How many lines below hold "icon"? Answer with only the number.

Page and application data records
--------
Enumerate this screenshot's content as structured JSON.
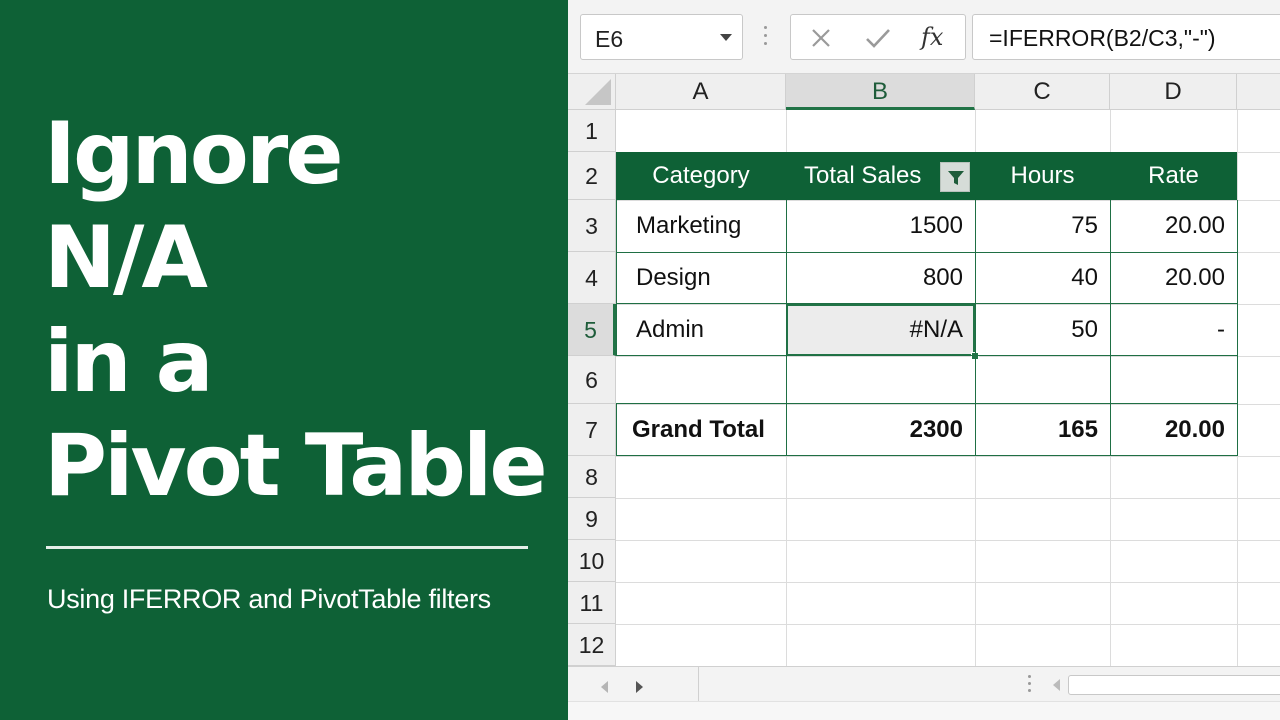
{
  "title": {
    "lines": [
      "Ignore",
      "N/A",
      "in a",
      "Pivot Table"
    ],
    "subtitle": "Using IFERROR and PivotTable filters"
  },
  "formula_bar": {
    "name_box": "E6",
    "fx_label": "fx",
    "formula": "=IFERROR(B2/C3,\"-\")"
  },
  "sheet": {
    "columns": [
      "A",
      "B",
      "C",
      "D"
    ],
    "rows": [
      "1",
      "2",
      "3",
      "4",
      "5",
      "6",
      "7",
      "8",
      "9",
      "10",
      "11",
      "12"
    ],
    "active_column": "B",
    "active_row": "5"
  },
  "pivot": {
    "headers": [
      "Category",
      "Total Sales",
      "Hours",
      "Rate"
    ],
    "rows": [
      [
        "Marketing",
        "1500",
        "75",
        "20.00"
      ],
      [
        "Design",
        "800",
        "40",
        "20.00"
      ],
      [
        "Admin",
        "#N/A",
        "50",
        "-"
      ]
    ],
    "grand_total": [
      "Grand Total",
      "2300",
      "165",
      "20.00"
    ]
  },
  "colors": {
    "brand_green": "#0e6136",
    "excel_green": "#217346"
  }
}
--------
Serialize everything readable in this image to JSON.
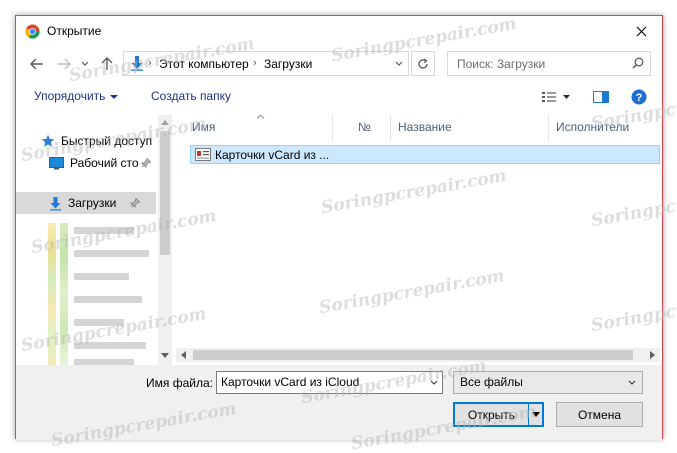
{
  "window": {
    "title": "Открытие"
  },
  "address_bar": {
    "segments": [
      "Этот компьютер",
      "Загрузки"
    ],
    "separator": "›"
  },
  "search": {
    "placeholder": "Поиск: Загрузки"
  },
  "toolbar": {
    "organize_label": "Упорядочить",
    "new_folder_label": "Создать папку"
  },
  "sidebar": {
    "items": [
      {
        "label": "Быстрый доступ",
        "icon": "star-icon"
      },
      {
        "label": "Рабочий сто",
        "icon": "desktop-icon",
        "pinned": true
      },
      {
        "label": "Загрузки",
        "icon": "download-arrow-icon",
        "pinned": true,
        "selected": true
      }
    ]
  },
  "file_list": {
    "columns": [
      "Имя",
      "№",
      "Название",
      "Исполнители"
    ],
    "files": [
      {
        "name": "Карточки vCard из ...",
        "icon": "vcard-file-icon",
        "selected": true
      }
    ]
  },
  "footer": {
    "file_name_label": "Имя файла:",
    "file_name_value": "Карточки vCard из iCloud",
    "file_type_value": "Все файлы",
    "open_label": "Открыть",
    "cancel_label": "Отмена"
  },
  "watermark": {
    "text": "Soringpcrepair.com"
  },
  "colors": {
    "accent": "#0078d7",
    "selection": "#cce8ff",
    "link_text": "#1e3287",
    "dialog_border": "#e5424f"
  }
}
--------
Answer area -
4